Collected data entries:

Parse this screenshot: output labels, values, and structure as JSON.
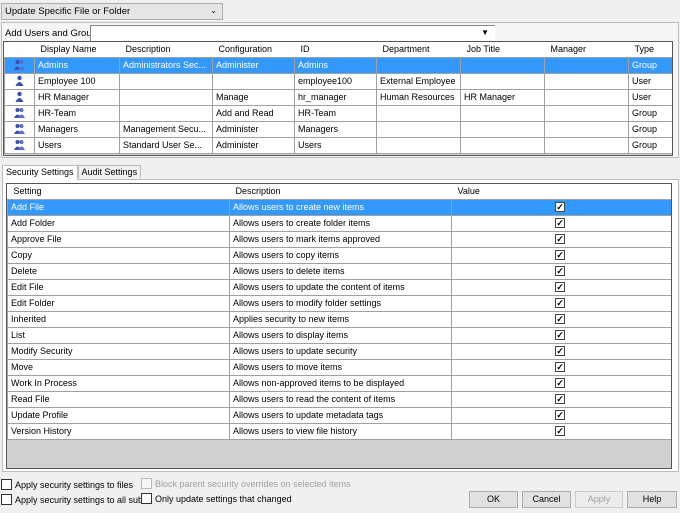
{
  "mode_select": {
    "value": "Update Specific File or Folder"
  },
  "users_group": {
    "label": "Add Users and Groups",
    "combo_value": ""
  },
  "users_table": {
    "columns": [
      "",
      "Display Name",
      "Description",
      "Configuration",
      "ID",
      "Department",
      "Job Title",
      "Manager",
      "Type"
    ],
    "rows": [
      {
        "icon": "group-icon",
        "name": "Admins",
        "desc": "Administrators Sec...",
        "config": "Administer",
        "id": "Admins",
        "dept": "",
        "job": "",
        "manager": "",
        "type": "Group",
        "selected": true
      },
      {
        "icon": "user-icon",
        "name": "Employee 100",
        "desc": "",
        "config": "",
        "id": "employee100",
        "dept": "External Employee",
        "job": "",
        "manager": "",
        "type": "User"
      },
      {
        "icon": "user-icon",
        "name": "HR Manager",
        "desc": "",
        "config": "Manage",
        "id": "hr_manager",
        "dept": "Human Resources",
        "job": "HR Manager",
        "manager": "",
        "type": "User"
      },
      {
        "icon": "group-icon",
        "name": "HR-Team",
        "desc": "",
        "config": "Add and Read",
        "id": "HR-Team",
        "dept": "",
        "job": "",
        "manager": "",
        "type": "Group"
      },
      {
        "icon": "group-icon",
        "name": "Managers",
        "desc": "Management Secu...",
        "config": "Administer",
        "id": "Managers",
        "dept": "",
        "job": "",
        "manager": "",
        "type": "Group"
      },
      {
        "icon": "group-icon",
        "name": "Users",
        "desc": "Standard User Se...",
        "config": "Administer",
        "id": "Users",
        "dept": "",
        "job": "",
        "manager": "",
        "type": "Group"
      }
    ]
  },
  "tabs": [
    {
      "label": "Security Settings",
      "active": true
    },
    {
      "label": "Audit Settings",
      "active": false
    }
  ],
  "settings_table": {
    "columns": [
      "Setting",
      "Description",
      "Value"
    ],
    "rows": [
      {
        "setting": "Add File",
        "desc": "Allows users to create new items",
        "value": true,
        "selected": true
      },
      {
        "setting": "Add Folder",
        "desc": "Allows users to create folder items",
        "value": true
      },
      {
        "setting": "Approve File",
        "desc": "Allows users to mark items approved",
        "value": true
      },
      {
        "setting": "Copy",
        "desc": "Allows users to copy items",
        "value": true
      },
      {
        "setting": "Delete",
        "desc": "Allows users to delete items",
        "value": true
      },
      {
        "setting": "Edit File",
        "desc": "Allows users to update the content of items",
        "value": true
      },
      {
        "setting": "Edit Folder",
        "desc": "Allows users to modify folder settings",
        "value": true
      },
      {
        "setting": "Inherited",
        "desc": "Applies security to new items",
        "value": true
      },
      {
        "setting": "List",
        "desc": "Allows users to display items",
        "value": true
      },
      {
        "setting": "Modify Security",
        "desc": "Allows users to update security",
        "value": true
      },
      {
        "setting": "Move",
        "desc": "Allows users to move items",
        "value": true
      },
      {
        "setting": "Work In Process",
        "desc": "Allows non-approved items to be displayed",
        "value": true
      },
      {
        "setting": "Read File",
        "desc": "Allows users to read the content of items",
        "value": true
      },
      {
        "setting": "Update Profile",
        "desc": "Allows users to update metadata tags",
        "value": true
      },
      {
        "setting": "Version History",
        "desc": "Allows users to view file history",
        "value": true
      }
    ]
  },
  "options": {
    "apply_files": {
      "label": "Apply security settings to files",
      "checked": false
    },
    "apply_sub": {
      "label": "Apply security settings to all sub",
      "checked": false
    },
    "block_parent": {
      "label": "Block parent security overrides on selected items",
      "checked": false,
      "disabled": true
    },
    "only_changed": {
      "label": "Only update settings that changed",
      "checked": false
    }
  },
  "buttons": {
    "ok": "OK",
    "cancel": "Cancel",
    "apply": "Apply",
    "help": "Help"
  },
  "colors": {
    "selection": "#3399ff",
    "icon": "#3a4fb0"
  }
}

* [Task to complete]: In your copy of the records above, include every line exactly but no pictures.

* [Written solution]:
Parse this screenshot: output labels, values, and structure as JSON.
{
  "mode_select": {
    "value": "Update Specific File or Folder"
  },
  "users_group": {
    "label": "Add Users and Groups",
    "combo_value": ""
  },
  "users_table": {
    "columns": [
      "",
      "Display Name",
      "Description",
      "Configuration",
      "ID",
      "Department",
      "Job Title",
      "Manager",
      "Type"
    ],
    "rows": [
      {
        "icon": "group-icon",
        "name": "Admins",
        "desc": "Administrators Sec...",
        "config": "Administer",
        "id": "Admins",
        "dept": "",
        "job": "",
        "manager": "",
        "type": "Group",
        "selected": true
      },
      {
        "icon": "user-icon",
        "name": "Employee 100",
        "desc": "",
        "config": "",
        "id": "employee100",
        "dept": "External Employee",
        "job": "",
        "manager": "",
        "type": "User"
      },
      {
        "icon": "user-icon",
        "name": "HR Manager",
        "desc": "",
        "config": "Manage",
        "id": "hr_manager",
        "dept": "Human Resources",
        "job": "HR Manager",
        "manager": "",
        "type": "User"
      },
      {
        "icon": "group-icon",
        "name": "HR-Team",
        "desc": "",
        "config": "Add and Read",
        "id": "HR-Team",
        "dept": "",
        "job": "",
        "manager": "",
        "type": "Group"
      },
      {
        "icon": "group-icon",
        "name": "Managers",
        "desc": "Management Secu...",
        "config": "Administer",
        "id": "Managers",
        "dept": "",
        "job": "",
        "manager": "",
        "type": "Group"
      },
      {
        "icon": "group-icon",
        "name": "Users",
        "desc": "Standard User Se...",
        "config": "Administer",
        "id": "Users",
        "dept": "",
        "job": "",
        "manager": "",
        "type": "Group"
      }
    ]
  },
  "tabs": [
    {
      "label": "Security Settings",
      "active": true
    },
    {
      "label": "Audit Settings",
      "active": false
    }
  ],
  "settings_table": {
    "columns": [
      "Setting",
      "Description",
      "Value"
    ],
    "rows": [
      {
        "setting": "Add File",
        "desc": "Allows users to create new items",
        "value": true,
        "selected": true
      },
      {
        "setting": "Add Folder",
        "desc": "Allows users to create folder items",
        "value": true
      },
      {
        "setting": "Approve File",
        "desc": "Allows users to mark items approved",
        "value": true
      },
      {
        "setting": "Copy",
        "desc": "Allows users to copy items",
        "value": true
      },
      {
        "setting": "Delete",
        "desc": "Allows users to delete items",
        "value": true
      },
      {
        "setting": "Edit File",
        "desc": "Allows users to update the content of items",
        "value": true
      },
      {
        "setting": "Edit Folder",
        "desc": "Allows users to modify folder settings",
        "value": true
      },
      {
        "setting": "Inherited",
        "desc": "Applies security to new items",
        "value": true
      },
      {
        "setting": "List",
        "desc": "Allows users to display items",
        "value": true
      },
      {
        "setting": "Modify Security",
        "desc": "Allows users to update security",
        "value": true
      },
      {
        "setting": "Move",
        "desc": "Allows users to move items",
        "value": true
      },
      {
        "setting": "Work In Process",
        "desc": "Allows non-approved items to be displayed",
        "value": true
      },
      {
        "setting": "Read File",
        "desc": "Allows users to read the content of items",
        "value": true
      },
      {
        "setting": "Update Profile",
        "desc": "Allows users to update metadata tags",
        "value": true
      },
      {
        "setting": "Version History",
        "desc": "Allows users to view file history",
        "value": true
      }
    ]
  },
  "options": {
    "apply_files": {
      "label": "Apply security settings to files",
      "checked": false
    },
    "apply_sub": {
      "label": "Apply security settings to all sub",
      "checked": false
    },
    "block_parent": {
      "label": "Block parent security overrides on selected items",
      "checked": false,
      "disabled": true
    },
    "only_changed": {
      "label": "Only update settings that changed",
      "checked": false
    }
  },
  "buttons": {
    "ok": "OK",
    "cancel": "Cancel",
    "apply": "Apply",
    "help": "Help"
  },
  "colors": {
    "selection": "#3399ff",
    "icon": "#3a4fb0"
  }
}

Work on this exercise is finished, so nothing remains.